**Exercise details**. Reproduce all of the data that follows, character for character.

Recorded data START

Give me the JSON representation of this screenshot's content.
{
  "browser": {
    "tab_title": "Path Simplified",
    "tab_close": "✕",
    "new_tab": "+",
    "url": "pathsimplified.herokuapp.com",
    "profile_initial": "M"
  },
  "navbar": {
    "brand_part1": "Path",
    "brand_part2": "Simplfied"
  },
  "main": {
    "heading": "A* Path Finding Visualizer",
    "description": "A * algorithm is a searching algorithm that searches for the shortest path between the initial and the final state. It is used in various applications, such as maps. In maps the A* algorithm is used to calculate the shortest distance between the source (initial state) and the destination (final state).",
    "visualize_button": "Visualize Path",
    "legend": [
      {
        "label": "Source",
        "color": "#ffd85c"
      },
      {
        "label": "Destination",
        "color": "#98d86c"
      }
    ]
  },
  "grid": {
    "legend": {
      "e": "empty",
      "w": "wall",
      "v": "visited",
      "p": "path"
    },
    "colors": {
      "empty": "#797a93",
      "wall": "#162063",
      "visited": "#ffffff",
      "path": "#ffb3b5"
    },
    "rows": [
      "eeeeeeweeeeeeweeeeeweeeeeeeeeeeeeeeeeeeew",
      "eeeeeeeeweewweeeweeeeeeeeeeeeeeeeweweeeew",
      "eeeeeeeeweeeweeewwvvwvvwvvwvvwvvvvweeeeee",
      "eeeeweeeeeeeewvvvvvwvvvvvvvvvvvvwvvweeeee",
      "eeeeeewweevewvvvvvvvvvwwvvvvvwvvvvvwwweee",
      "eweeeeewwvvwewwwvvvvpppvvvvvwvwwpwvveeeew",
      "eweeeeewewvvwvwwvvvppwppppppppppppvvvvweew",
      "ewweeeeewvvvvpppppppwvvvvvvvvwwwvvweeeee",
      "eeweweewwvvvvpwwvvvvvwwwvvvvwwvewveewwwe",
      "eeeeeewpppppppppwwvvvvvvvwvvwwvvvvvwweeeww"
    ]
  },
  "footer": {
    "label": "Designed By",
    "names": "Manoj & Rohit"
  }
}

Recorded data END

**Reply to the task**.
Give me the JSON representation of this screenshot's content.
{
  "browser": {
    "tab_title": "Path Simplified",
    "tab_close": "✕",
    "new_tab": "+",
    "url": "pathsimplified.herokuapp.com",
    "profile_initial": "M"
  },
  "navbar": {
    "brand_part1": "Path",
    "brand_part2": "Simplfied"
  },
  "main": {
    "heading": "A* Path Finding Visualizer",
    "description": "A * algorithm is a searching algorithm that searches for the shortest path between the initial and the final state. It is used in various applications, such as maps. In maps the A* algorithm is used to calculate the shortest distance between the source (initial state) and the destination (final state).",
    "visualize_button": "Visualize Path",
    "legend": [
      {
        "label": "Source",
        "color": "#ffd85c"
      },
      {
        "label": "Destination",
        "color": "#98d86c"
      }
    ]
  },
  "grid": {
    "legend": {
      "e": "empty",
      "w": "wall",
      "v": "visited",
      "p": "path"
    },
    "colors": {
      "empty": "#797a93",
      "wall": "#162063",
      "visited": "#ffffff",
      "path": "#ffb3b5"
    },
    "rows": [
      "eeeeeeweeeeeeweeeeeweeeeeeeeeeeeeeeeeeeew",
      "eeeeeeeeweewweeeweeeeeeeeeeeeeeeeweweeeew",
      "eeeeeeeeweeeweeewwvvwvvwvvwvvwvvvvweeeeee",
      "eeeeweeeeeeeewvvvvvwvvvvvvvvvvvvwvvweeeee",
      "eeeeeewweevewvvvvvvvvvwwvvvvvwvvvvvwwweee",
      "eweeeeewwvvwewwwvvvvpppvvvvvwvwwpwvveeeew",
      "eweeeeewewvvwvwwvvvppwppppppppppppvvvvweew",
      "ewweeeeewvvvvpppppppwvvvvvvvvwwwvvweeeee",
      "eeweweewwvvvvpwwvvvvvwwwvvvvwwvewveewwwe",
      "eeeeeewpppppppppwwvvvvvvvwvvwwvvvvvwweeeww"
    ]
  },
  "footer": {
    "label": "Designed By",
    "names": "Manoj & Rohit"
  }
}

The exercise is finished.